To use sphagnum moss, simply place a little bit of it in areas where you want to increase humidity levels. You can also mix it with the substrate to create a more humid environment for your plants and animals.
Monitor Water Levels Regularly
In addition to monitoring humidity levels, it is also essential to keep an eye on water levels inside your terrarium. Animals need access to clean drinking water at all times, so make sure that their water dishes are always full.
If you have live plants in your enclosure, they may require watering from time to time as well. Check the soil moisture level regularly and add water as needed.
Conclusion: Maintaining a Healthy and Thriving Bioactive Vivarium
Congratulations on taking the first step towards creating your own bioactive terrarium! By following the steps outlined in this guide, you can create a thriving ecosystem that will not only be visually stunning but also beneficial to your plants and animals.
Remember to choose the right materials and species for your setup, set up heating and lighting devices correctly, add invertebrates and decomposers to your vivarium, include habitat features and decorations, and monitor temperature, humidity, and water levels regularly.
Creating a bioactive terrarium is not only rewarding but also sustainable. By mimicking natural ecosystems, you are providing a healthy environment for your plants and animals while reducing maintenance time.
So go ahead and start building your own bioactive terrarium today! You’ll be amazed at how quickly it becomes a self-sustaining system.
Q: Do I need to clean my bioactive terrarium?
A: Yes, but less frequently than traditional setups. The decomposers will help break down waste products naturally. However, spot cleaning may still be necessary from time to time.
Q: Can I use any type of plant in my bioactive setup?
A: It’s best to research which plants are suitable for the specific species of animals you plan to keep. Some plants may be toxic or harmful if ingested by certain animals.
Q: How often should I feed my animals in a bioactive setup?
A: This depends on the species of animal you have. Research their feeding habits and adjust accordingly. Keep in mind that some decomposers may also consume uneaten food.
Q: What types of lighting should I use for my bioactive terrarium?
A: This depends on the needs of your plants and animals. Consider factors such as UVB requirements for reptiles or full spectrum lighting for plants.
Q: Can I use a bioactive terrarium for my pet snake?
A: Yes, bioactive setups can be beneficial for snakes. However, it’s important to research which species of plants and animals are suitable for your specific type of snake.
Q: Do I need to add supplements to the soil in my bioactive setup?
A: This depends on the needs of your plants. Some may require additional nutrients or minerals that are not present in the soil.

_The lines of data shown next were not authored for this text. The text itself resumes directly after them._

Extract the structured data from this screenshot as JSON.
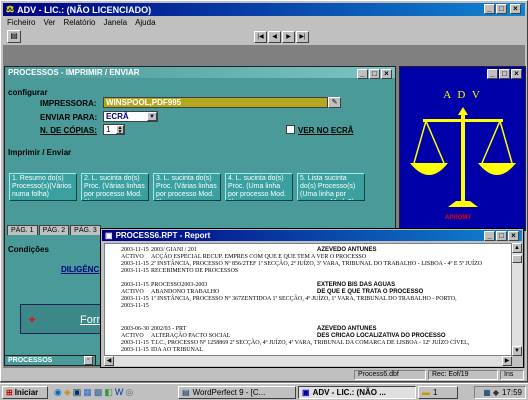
{
  "app": {
    "title": "ADV - LIC.: (NÃO LICENCIADO)",
    "menu": [
      "Ficheiro",
      "Ver",
      "Relatório",
      "Janela",
      "Ajuda"
    ],
    "nav": [
      "|◀",
      "◀",
      "▶",
      "▶|"
    ]
  },
  "print_window": {
    "title": "PROCESSOS - IMPRIMIR / ENVIAR",
    "section_config": "configurar",
    "impressora_label": "IMPRESSORA:",
    "impressora_value": "WINSPOOL,PDF995",
    "enviar_label": "ENVIAR PARA:",
    "enviar_value": "ECRÃ",
    "copias_label": "N. DE CÓPIAS:",
    "copias_value": "1",
    "ver_label": "VER NO ECRÃ",
    "section_print": "Imprimir / Enviar",
    "options": [
      "1. Resumo do(s) Processo(s)(Vários numa folha)",
      "2. L. sucinta do(s) Proc. (Várias linhas por processo Mod. 1)",
      "3. L. sucinta do(s) Proc. (Várias linhas por processo Mod. 2)",
      "4. L. sucinta do(s) Proc. (Uma linha por processo Mod. 1)",
      "5. Lista sucinta do(s) Processo(s)(Uma linha por processo Mod. 2)"
    ],
    "tabs": [
      "PÁG. 1",
      "PÁG. 2",
      "PÁG. 3"
    ],
    "section_cond": "Condições",
    "dilig": "DILIGÊNC",
    "form": "Form"
  },
  "adv_window": {
    "title": "",
    "logo_text": "A D V",
    "badge": "APROMT"
  },
  "report": {
    "title": "PROCESS6.RPT - Report",
    "entries": [
      {
        "date": "2003-11-15",
        "num": "2003/ GIANI / 201",
        "name": "AZEVEDO ANTUNES",
        "status": "ACTIVO",
        "desc": "ACÇÃO ESPECIAL RECUP. EMPRES COM QUE E QUE TEM A VER O PROCESSO",
        "d2": "2003-11-15",
        "detail": "2ª INSTÂNCIA, PROCESSO Nº 856/2TEF 1ª SECÇÃO, 2º JUÍZO, 3ª VARA, TRIBUNAL DO TRABALHO - LISBOA - 4º E 5º JUÍZO",
        "d3": "2003-11-15",
        "note": "RECEBIMENTO DE PROCESSOS"
      },
      {
        "date": "2003-11-15",
        "num": "PROCESSO2003-2003",
        "name": "EXTERNO BIS DAS AGUAS",
        "status": "ACTIVO",
        "desc": "ABANDONO TRABALHO",
        "extra": "DE QUE E QUE TRATA O PROCESSO",
        "d2": "2003-11-15",
        "detail": "1ª INSTÂNCIA, PROCESSO Nº 367ZENTIDOA 1ª SECÇÃO, 4º JUÍZO, 1ª VARA, TRIBUNAL DO TRABALHO - PORTO,",
        "d3": "2003-11-15",
        "note": ""
      },
      {
        "date": "2003-06-30",
        "num": "2002/03 - PRT",
        "name": "AZEVEDO ANTUNES",
        "status": "ACTIVO",
        "desc": "ALTERAÇÃO PACTO SOCIAL",
        "extra": "DES CRICAO LOCALIZATIVA DO PROCESSO",
        "d2": "2003-11-15",
        "detail": "T.I.C., PROCESSO Nº 1258869 2ª SECÇÃO, 4º JUÍZO, 4ª VARA, TRIBUNAL DA COMARCA DE LISBOA - 12º JUÍZO CÍVEL,",
        "d3": "2003-11-15",
        "note": "IDA AO TRIBUNAL"
      }
    ]
  },
  "status": {
    "file": "Process6.dbf",
    "rec": "Rec: Eof/19",
    "ins": "Ins"
  },
  "min_task": "PROCESSOS",
  "taskbar": {
    "start": "Iniciar",
    "tasks": [
      "WordPerfect 9 - [C...",
      "ADV - LIC.: (NÃO ...",
      "1"
    ],
    "clock": "17:59"
  },
  "colors": {
    "title": "#000080",
    "teal": "#4a9a9a",
    "yellow": "#ffff00",
    "desktop": "#808080"
  }
}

Q: How do I prevent mold growth in my bioactive terrarium?
A: Proper ventilation and monitoring humidity levels can help prevent mold growth. Avoid overwatering and remove any decaying organic matter promptly.
Q: Can I keep multiple species in one bioactive setup?
A: It’s possible, but it’s important to research which species are compatible with each other and have similar environmental requirements.
Q: Do I need to provide a water source for my decomposers?
A: Yes, some decomposers such as isopods and springtails require a moist environment to survive. Providing a water source such as a shallow dish or misting regularly can help maintain proper moisture levels.